Records contained in a dataset
BEGIN

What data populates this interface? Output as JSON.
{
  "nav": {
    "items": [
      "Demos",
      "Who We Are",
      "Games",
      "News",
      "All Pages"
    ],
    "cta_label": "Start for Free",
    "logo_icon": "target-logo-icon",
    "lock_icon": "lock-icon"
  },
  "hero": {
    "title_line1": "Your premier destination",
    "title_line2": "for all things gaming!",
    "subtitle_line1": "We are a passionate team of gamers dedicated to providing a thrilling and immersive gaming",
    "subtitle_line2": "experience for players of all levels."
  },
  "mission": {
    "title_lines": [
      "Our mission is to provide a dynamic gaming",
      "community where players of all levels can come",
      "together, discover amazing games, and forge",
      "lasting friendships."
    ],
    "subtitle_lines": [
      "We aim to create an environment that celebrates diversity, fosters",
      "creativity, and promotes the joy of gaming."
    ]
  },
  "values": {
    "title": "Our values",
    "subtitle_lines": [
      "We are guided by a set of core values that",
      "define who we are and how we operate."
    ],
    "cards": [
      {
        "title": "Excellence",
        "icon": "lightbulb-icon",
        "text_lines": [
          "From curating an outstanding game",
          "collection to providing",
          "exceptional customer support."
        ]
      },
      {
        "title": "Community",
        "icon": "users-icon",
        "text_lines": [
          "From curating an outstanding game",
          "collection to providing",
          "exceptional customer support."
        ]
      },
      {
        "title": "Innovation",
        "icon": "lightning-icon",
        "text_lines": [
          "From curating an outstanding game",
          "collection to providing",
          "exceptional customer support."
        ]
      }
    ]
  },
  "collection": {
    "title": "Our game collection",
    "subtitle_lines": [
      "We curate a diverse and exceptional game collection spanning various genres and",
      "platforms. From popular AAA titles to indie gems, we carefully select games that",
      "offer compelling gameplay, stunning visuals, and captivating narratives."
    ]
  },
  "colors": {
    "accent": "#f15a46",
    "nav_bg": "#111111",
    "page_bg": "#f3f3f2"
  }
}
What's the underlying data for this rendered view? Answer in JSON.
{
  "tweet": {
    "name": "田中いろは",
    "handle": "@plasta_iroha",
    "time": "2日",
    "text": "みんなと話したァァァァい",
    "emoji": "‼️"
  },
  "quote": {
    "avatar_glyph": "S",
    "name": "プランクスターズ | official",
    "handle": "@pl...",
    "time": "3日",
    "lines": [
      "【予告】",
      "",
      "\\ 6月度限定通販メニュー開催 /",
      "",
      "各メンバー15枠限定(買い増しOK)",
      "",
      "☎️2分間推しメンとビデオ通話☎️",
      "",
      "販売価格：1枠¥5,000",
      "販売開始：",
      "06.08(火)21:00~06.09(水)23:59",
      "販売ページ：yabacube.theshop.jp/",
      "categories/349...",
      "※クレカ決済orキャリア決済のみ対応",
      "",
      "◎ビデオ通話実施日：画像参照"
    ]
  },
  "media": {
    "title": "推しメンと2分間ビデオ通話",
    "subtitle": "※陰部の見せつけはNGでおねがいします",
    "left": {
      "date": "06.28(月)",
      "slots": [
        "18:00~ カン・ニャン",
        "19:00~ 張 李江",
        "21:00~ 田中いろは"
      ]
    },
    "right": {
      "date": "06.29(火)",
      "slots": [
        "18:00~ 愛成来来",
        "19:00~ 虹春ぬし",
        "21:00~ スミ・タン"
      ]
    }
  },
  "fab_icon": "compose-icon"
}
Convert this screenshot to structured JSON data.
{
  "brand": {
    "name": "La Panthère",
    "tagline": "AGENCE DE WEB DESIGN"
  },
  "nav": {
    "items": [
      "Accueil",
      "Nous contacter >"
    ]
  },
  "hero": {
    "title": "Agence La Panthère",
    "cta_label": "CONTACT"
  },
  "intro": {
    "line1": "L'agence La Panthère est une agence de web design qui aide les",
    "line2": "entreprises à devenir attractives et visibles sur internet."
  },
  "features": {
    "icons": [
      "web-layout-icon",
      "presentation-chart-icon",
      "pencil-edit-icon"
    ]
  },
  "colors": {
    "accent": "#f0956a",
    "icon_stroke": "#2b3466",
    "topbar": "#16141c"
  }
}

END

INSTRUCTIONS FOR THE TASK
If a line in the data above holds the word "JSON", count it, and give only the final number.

RESULT
3